I pass the Repo one of my dependencies should access into its config, which it then bakes in to their calls at build time. ^.^

That is really how it should be done I’d say, usually I pass the Repo module around as an argument, but currently I’m just using things like @Repo unquote(Application.get_env(:this_app, :repo) || throw ":this_app does not have :repo defined") in more places than I probably should. I should probably make a library to simplify a lot of this repetition too… >.>

Ditto, make lots of little applications and bring them in as dependencies.

Precisely this! They should be standalone dependencies as I’ve stated in that huge Contexts thread. ^.^;

They all run on the same beam. Even right now your beam instance is running probably a few dozen or more applications. :slight_smile:

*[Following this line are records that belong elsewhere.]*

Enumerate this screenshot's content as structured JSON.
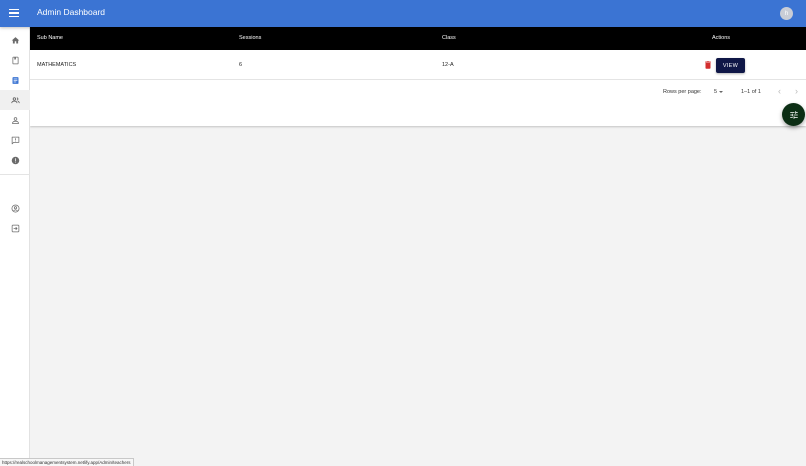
{
  "app": {
    "title": "Admin Dashboard",
    "avatar_initial": "h"
  },
  "sidebar": {
    "items": [
      {
        "name": "home-icon"
      },
      {
        "name": "classes-icon"
      },
      {
        "name": "subjects-icon",
        "active": true
      },
      {
        "name": "teachers-icon"
      },
      {
        "name": "students-icon"
      },
      {
        "name": "notices-icon"
      },
      {
        "name": "complains-icon"
      },
      {
        "name": "profile-icon"
      },
      {
        "name": "logout-icon"
      }
    ]
  },
  "table": {
    "columns": [
      "Sub Name",
      "Sessions",
      "Class",
      "Actions"
    ],
    "rows": [
      {
        "sub_name": "MATHEMATICS",
        "sessions": "6",
        "class": "12-A",
        "action_label": "VIEW"
      }
    ]
  },
  "pagination": {
    "rows_per_page_label": "Rows per page:",
    "rows_per_page": "5",
    "range": "1–1 of 1"
  },
  "status_url": "https://realschoolmanagementsystem.netlify.app/Admin/teachers",
  "colors": {
    "appbar": "#3b74d3",
    "view_button": "#0f1747",
    "delete_icon": "#d32f2f",
    "fab": "#0c2e14"
  }
}
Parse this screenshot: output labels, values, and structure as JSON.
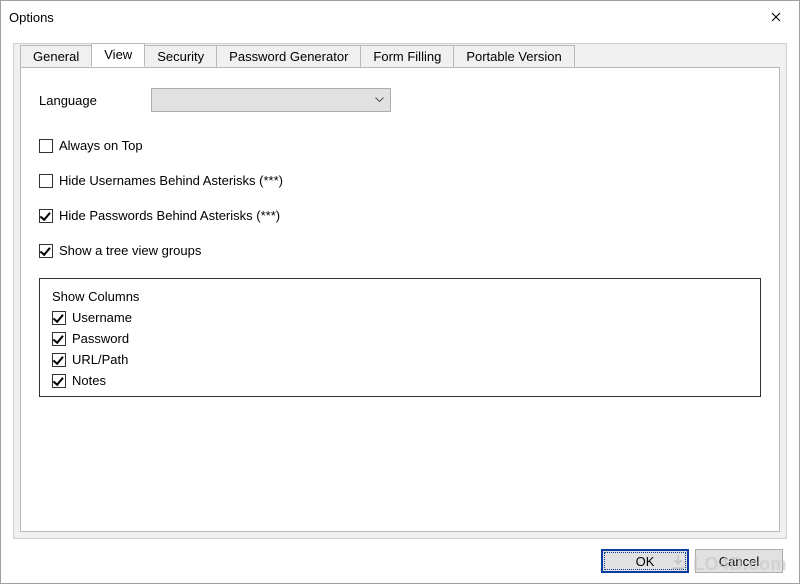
{
  "window": {
    "title": "Options"
  },
  "tabs": [
    {
      "label": "General"
    },
    {
      "label": "View"
    },
    {
      "label": "Security"
    },
    {
      "label": "Password Generator"
    },
    {
      "label": "Form Filling"
    },
    {
      "label": "Portable Version"
    }
  ],
  "activeTabIndex": 1,
  "view": {
    "languageLabel": "Language",
    "languageValue": "",
    "checks": [
      {
        "label": "Always on Top",
        "checked": false
      },
      {
        "label": "Hide Usernames Behind Asterisks (***)",
        "checked": false
      },
      {
        "label": "Hide Passwords Behind Asterisks (***)",
        "checked": true
      },
      {
        "label": "Show a tree view groups",
        "checked": true
      }
    ],
    "columnsGroup": {
      "title": "Show Columns",
      "items": [
        {
          "label": "Username",
          "checked": true
        },
        {
          "label": "Password",
          "checked": true
        },
        {
          "label": "URL/Path",
          "checked": true
        },
        {
          "label": "Notes",
          "checked": true
        }
      ]
    }
  },
  "buttons": {
    "ok": "OK",
    "cancel": "Cancel"
  },
  "watermark": "LO4D.com"
}
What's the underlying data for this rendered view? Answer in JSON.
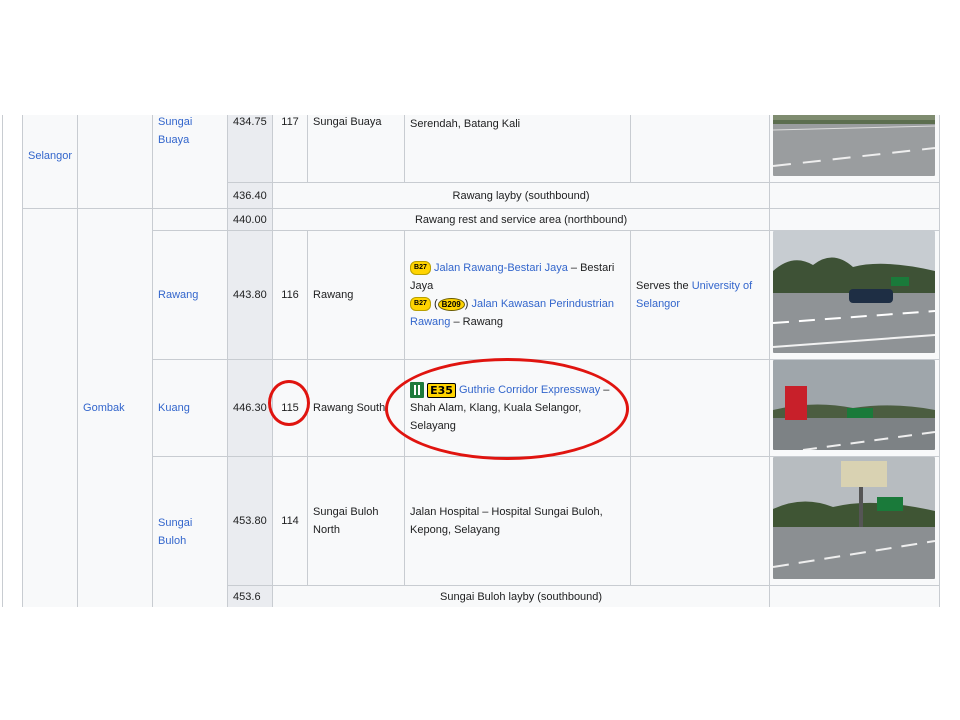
{
  "rows": {
    "sungai_buaya": {
      "location": "Sungai Buaya",
      "km": "434.75",
      "exit_no": "117",
      "interchange": "Sungai Buaya",
      "destinations": "Serendah, Batang Kali"
    },
    "rawang_layby": {
      "km": "436.40",
      "feature": "Rawang layby (southbound)"
    },
    "rawang_rsa": {
      "km": "440.00",
      "feature": "Rawang rest and service area (northbound)"
    },
    "rawang": {
      "location": "Rawang",
      "km": "443.80",
      "exit_no": "116",
      "interchange": "Rawang",
      "route1_badge": "B27",
      "route1_link": "Jalan Rawang-Bestari Jaya",
      "route1_suffix": " – Bestari Jaya",
      "route2_badge": "B27",
      "route2_badge_b": "B209",
      "route2_link": "Jalan Kawasan Perindustrian Rawang",
      "route2_suffix": " – Rawang",
      "notes_prefix": "Serves the ",
      "notes_link": "University of Selangor"
    },
    "kuang": {
      "location": "Kuang",
      "km": "446.30",
      "exit_no": "115",
      "interchange": "Rawang South",
      "badge": "E35",
      "link": "Guthrie Corridor Expressway",
      "suffix": " – Shah Alam, Klang, Kuala Selangor, Selayang"
    },
    "sungai_buloh": {
      "location": "Sungai Buloh",
      "km": "453.80",
      "exit_no": "114",
      "interchange": "Sungai Buloh North",
      "destinations": "Jalan Hospital – Hospital Sungai Buloh, Kepong, Selayang"
    },
    "sungai_buloh_layby": {
      "km": "453.6",
      "feature": "Sungai Buloh layby (southbound)"
    }
  },
  "state": "Selangor",
  "district": "Gombak",
  "colors": {
    "annotation": "#e0140f",
    "link": "#3366cc",
    "route_badge": "#ffd400",
    "expressway_sign": "#1d7a3c"
  }
}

It’s possible that we are overthinking this and if I’ve got to choose between one of these approaches, I think Phoenix is getting it right by encouraging and enabling separation rather than forcing it.

Completely separate applications come with a lot of hidden complexity that doesn’t generally need to be introduced until you really require it. The whole microservice vs monolith discussion generally boils down to isolation of dependency trees and resource consumption at its root. If a monolith is built with an object oriented language, you end up with this horrifying blur of inheritance chaining that’s incredibly messy to untangle. If you go microservices from the start it’s good long term but you pay for it up front with potentially unwarranted complexity.

With the approach from Phoenix and Umbrellas you don’t have a tangled mess, thanks to the way Elixir is designed. You’ve got smaller parts in their own zones that are significantly easier to separate when you finally NEED to.

Learning curve and on-boarding are a huge deal for a language. Determining trade-offs that get people moving quickly in the right direction is a key and it’s one of those things that is hard because you’re always sacrificing something. It’s something programmers debate about constantly because business factors like turnover, training, learning curve and time to market are real factors that matter beyond ideal architecture. Ideal architecture seems a lot easier when those other factors aren’t included IMO.

In that regard and from a community standpoint, I really do think that Phoenix 1.3 has nailed that balance. Like anything else in programming, it’s always a question of trade-offs and hidden costs.

If we aim for architectural purity instead of that balance, we aren’t going to be much better off than the “OMG Benchmarks!” crowd. If productivity, learning curve, training time, etc aren’t a factor then why aren’t we just using Erlang?


Just to mention: When you designing contexts as separate umbrella app it forces you to think about deps and configs.